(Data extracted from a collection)
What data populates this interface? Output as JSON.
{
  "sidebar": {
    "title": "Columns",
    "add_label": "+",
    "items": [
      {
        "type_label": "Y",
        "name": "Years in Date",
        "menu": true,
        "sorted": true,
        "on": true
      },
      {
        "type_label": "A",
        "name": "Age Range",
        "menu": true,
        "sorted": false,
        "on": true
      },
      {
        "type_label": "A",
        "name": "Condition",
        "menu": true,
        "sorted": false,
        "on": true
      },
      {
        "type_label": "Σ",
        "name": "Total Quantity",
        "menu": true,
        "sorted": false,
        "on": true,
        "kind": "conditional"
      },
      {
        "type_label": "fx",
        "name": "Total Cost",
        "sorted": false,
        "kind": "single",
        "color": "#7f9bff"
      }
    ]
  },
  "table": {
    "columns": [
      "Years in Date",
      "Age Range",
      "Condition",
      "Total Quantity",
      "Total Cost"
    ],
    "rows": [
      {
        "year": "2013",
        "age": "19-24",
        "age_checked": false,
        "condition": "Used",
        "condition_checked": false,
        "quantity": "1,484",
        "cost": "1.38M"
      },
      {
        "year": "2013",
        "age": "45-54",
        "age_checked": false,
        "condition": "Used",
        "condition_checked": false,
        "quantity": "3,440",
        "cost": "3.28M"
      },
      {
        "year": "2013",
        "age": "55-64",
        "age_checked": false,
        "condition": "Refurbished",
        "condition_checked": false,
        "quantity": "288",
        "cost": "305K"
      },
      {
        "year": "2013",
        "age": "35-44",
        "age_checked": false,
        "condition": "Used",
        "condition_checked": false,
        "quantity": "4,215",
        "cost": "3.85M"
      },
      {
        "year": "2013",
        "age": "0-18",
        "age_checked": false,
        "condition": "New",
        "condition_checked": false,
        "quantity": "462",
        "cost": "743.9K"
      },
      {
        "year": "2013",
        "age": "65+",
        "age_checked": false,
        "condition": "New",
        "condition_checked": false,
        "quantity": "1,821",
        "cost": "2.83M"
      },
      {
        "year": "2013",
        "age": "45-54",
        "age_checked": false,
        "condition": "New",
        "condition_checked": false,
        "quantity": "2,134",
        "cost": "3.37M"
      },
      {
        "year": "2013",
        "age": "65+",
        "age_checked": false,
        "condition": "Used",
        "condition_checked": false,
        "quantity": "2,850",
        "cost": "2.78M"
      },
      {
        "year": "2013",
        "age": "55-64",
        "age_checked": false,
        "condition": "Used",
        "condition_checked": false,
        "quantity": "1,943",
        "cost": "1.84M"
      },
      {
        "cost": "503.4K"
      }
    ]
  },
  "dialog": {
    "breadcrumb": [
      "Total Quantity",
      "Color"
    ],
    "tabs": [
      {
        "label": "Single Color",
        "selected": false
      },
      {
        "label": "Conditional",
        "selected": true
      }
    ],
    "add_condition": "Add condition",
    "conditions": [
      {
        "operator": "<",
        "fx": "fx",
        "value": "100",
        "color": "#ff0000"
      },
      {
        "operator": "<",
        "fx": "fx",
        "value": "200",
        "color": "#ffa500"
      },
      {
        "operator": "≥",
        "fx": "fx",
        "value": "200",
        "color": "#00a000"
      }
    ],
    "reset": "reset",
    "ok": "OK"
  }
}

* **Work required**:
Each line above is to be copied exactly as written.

* **Solution**:
What data populates this interface? Output as JSON.
{
  "sidebar": {
    "title": "Columns",
    "add_label": "+",
    "items": [
      {
        "type_label": "Y",
        "name": "Years in Date",
        "menu": true,
        "sorted": true,
        "on": true
      },
      {
        "type_label": "A",
        "name": "Age Range",
        "menu": true,
        "sorted": false,
        "on": true
      },
      {
        "type_label": "A",
        "name": "Condition",
        "menu": true,
        "sorted": false,
        "on": true
      },
      {
        "type_label": "Σ",
        "name": "Total Quantity",
        "menu": true,
        "sorted": false,
        "on": true,
        "kind": "conditional"
      },
      {
        "type_label": "fx",
        "name": "Total Cost",
        "sorted": false,
        "kind": "single",
        "color": "#7f9bff"
      }
    ]
  },
  "table": {
    "columns": [
      "Years in Date",
      "Age Range",
      "Condition",
      "Total Quantity",
      "Total Cost"
    ],
    "rows": [
      {
        "year": "2013",
        "age": "19-24",
        "age_checked": false,
        "condition": "Used",
        "condition_checked": false,
        "quantity": "1,484",
        "cost": "1.38M"
      },
      {
        "year": "2013",
        "age": "45-54",
        "age_checked": false,
        "condition": "Used",
        "condition_checked": false,
        "quantity": "3,440",
        "cost": "3.28M"
      },
      {
        "year": "2013",
        "age": "55-64",
        "age_checked": false,
        "condition": "Refurbished",
        "condition_checked": false,
        "quantity": "288",
        "cost": "305K"
      },
      {
        "year": "2013",
        "age": "35-44",
        "age_checked": false,
        "condition": "Used",
        "condition_checked": false,
        "quantity": "4,215",
        "cost": "3.85M"
      },
      {
        "year": "2013",
        "age": "0-18",
        "age_checked": false,
        "condition": "New",
        "condition_checked": false,
        "quantity": "462",
        "cost": "743.9K"
      },
      {
        "year": "2013",
        "age": "65+",
        "age_checked": false,
        "condition": "New",
        "condition_checked": false,
        "quantity": "1,821",
        "cost": "2.83M"
      },
      {
        "year": "2013",
        "age": "45-54",
        "age_checked": false,
        "condition": "New",
        "condition_checked": false,
        "quantity": "2,134",
        "cost": "3.37M"
      },
      {
        "year": "2013",
        "age": "65+",
        "age_checked": false,
        "condition": "Used",
        "condition_checked": false,
        "quantity": "2,850",
        "cost": "2.78M"
      },
      {
        "year": "2013",
        "age": "55-64",
        "age_checked": false,
        "condition": "Used",
        "condition_checked": false,
        "quantity": "1,943",
        "cost": "1.84M"
      },
      {
        "cost": "503.4K"
      }
    ]
  },
  "dialog": {
    "breadcrumb": [
      "Total Quantity",
      "Color"
    ],
    "tabs": [
      {
        "label": "Single Color",
        "selected": false
      },
      {
        "label": "Conditional",
        "selected": true
      }
    ],
    "add_condition": "Add condition",
    "conditions": [
      {
        "operator": "<",
        "fx": "fx",
        "value": "100",
        "color": "#ff0000"
      },
      {
        "operator": "<",
        "fx": "fx",
        "value": "200",
        "color": "#ffa500"
      },
      {
        "operator": "≥",
        "fx": "fx",
        "value": "200",
        "color": "#00a000"
      }
    ],
    "reset": "reset",
    "ok": "OK"
  }
}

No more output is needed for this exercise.